### TASK OBJECTIVE
Search the material for the word "JSON" and report each line where it turns up.
○ ○ ○ ○ ○
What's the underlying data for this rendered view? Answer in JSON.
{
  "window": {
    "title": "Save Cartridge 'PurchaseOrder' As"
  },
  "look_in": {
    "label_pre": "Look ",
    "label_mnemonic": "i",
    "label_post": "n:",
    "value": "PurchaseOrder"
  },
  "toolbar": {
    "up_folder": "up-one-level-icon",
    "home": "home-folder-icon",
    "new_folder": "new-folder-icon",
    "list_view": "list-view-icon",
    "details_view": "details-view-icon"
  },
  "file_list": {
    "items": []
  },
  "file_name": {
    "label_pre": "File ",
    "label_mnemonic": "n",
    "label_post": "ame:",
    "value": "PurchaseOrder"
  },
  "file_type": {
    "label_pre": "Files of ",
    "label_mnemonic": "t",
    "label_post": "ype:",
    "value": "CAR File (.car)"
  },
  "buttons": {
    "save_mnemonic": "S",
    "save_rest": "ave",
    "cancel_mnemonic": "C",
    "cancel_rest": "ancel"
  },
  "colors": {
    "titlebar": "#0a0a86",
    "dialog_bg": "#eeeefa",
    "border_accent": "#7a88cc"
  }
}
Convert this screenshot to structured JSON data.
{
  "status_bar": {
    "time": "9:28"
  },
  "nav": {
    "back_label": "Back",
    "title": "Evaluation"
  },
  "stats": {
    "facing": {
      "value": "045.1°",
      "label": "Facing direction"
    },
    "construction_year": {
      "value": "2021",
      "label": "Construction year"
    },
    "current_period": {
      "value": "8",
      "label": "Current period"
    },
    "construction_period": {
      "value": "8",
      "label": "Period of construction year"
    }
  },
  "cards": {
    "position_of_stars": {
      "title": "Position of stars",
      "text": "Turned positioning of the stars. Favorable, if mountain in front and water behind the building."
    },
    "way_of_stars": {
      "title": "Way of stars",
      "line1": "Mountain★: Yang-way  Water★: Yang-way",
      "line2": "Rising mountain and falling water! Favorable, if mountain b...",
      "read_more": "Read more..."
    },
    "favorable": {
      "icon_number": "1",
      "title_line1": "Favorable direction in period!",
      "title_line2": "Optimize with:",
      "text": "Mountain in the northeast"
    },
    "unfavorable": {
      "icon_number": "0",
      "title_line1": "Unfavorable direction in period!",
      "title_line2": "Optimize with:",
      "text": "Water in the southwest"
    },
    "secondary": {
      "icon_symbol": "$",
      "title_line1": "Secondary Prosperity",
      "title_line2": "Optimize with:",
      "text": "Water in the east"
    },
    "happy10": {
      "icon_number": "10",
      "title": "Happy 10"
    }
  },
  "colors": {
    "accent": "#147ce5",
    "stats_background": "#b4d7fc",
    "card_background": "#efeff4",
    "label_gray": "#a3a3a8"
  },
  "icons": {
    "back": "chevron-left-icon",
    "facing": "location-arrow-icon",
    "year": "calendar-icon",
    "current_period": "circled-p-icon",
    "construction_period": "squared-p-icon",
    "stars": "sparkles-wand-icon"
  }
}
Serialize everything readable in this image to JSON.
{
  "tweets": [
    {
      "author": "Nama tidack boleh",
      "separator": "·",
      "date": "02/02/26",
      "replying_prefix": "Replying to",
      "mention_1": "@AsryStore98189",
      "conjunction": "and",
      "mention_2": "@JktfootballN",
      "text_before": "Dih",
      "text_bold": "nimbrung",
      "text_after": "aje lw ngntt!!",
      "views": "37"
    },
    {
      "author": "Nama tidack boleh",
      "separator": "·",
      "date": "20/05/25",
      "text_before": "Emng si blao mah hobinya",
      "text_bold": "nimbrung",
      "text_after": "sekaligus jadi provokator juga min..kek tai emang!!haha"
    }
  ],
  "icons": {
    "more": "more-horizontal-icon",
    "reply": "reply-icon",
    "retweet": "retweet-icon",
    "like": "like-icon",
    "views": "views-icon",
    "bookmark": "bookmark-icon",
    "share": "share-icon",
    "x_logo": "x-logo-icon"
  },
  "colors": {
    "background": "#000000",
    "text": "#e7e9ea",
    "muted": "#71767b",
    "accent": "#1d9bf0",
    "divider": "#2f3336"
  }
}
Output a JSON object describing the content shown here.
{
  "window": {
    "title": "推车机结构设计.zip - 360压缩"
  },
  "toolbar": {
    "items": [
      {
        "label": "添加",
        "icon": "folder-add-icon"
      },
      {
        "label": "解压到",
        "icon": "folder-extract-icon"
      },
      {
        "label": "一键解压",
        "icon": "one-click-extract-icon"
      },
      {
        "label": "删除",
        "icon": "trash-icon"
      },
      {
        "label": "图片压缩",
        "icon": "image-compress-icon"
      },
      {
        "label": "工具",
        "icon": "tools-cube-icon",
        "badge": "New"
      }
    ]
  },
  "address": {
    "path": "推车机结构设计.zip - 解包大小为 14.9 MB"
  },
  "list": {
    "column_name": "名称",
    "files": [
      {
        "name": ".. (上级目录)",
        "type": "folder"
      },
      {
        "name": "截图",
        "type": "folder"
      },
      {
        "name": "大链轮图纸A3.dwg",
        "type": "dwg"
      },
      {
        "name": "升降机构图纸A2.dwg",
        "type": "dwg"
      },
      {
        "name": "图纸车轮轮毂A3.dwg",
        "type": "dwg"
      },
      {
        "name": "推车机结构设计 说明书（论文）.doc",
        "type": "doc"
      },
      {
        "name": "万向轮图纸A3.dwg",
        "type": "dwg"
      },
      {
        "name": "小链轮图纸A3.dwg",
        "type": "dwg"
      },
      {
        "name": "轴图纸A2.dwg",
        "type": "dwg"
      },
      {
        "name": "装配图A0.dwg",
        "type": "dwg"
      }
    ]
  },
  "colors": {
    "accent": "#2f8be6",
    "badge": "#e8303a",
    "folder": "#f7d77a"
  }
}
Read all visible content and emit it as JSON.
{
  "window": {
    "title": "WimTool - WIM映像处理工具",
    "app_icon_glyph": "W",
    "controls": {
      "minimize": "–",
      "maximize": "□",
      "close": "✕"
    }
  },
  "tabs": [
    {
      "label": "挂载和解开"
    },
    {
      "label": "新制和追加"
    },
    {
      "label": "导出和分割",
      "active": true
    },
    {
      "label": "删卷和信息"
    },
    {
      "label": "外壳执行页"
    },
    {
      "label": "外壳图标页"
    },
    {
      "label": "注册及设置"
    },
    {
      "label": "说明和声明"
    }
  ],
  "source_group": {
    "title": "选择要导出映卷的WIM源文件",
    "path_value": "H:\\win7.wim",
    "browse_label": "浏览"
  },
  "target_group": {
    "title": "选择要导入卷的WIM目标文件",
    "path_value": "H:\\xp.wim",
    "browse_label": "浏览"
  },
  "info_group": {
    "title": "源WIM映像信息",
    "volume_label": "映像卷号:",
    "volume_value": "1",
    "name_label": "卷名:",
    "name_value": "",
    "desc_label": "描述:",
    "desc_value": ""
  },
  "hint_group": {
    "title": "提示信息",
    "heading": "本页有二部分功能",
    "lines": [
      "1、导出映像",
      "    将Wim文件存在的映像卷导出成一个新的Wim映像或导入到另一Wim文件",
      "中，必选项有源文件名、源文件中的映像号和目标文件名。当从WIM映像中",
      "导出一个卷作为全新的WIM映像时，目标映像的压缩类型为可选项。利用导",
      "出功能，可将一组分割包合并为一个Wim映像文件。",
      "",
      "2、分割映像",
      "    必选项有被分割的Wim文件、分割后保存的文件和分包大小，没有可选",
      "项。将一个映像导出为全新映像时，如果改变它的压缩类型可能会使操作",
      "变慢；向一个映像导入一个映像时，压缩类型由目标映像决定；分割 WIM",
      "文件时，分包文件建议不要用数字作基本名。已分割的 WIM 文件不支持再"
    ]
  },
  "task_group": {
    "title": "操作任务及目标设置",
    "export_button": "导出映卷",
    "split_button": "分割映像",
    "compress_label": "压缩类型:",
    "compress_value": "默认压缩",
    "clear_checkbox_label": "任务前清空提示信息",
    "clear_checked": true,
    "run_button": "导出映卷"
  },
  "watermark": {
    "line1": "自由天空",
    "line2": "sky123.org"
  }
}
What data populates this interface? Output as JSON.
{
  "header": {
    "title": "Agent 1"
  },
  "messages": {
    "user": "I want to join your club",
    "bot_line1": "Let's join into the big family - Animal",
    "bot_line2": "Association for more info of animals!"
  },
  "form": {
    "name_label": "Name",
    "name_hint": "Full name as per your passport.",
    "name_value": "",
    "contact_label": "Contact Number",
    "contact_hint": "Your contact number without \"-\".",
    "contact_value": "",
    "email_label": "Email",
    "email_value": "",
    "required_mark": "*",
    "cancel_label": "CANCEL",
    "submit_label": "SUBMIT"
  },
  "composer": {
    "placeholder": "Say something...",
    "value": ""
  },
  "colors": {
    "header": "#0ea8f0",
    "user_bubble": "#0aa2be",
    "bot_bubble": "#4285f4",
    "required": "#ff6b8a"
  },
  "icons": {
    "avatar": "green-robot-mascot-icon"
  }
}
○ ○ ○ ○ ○
### RESPONSE TO THE EXERCISE
What's the underlying data for this rendered view? Answer in JSON.
Convert this screenshot to structured JSON data.
Serialize everything readable in this image to JSON.
Output a JSON object describing the content shown here.
Read all visible content and emit it as JSON.
What data populates this interface? Output as JSON.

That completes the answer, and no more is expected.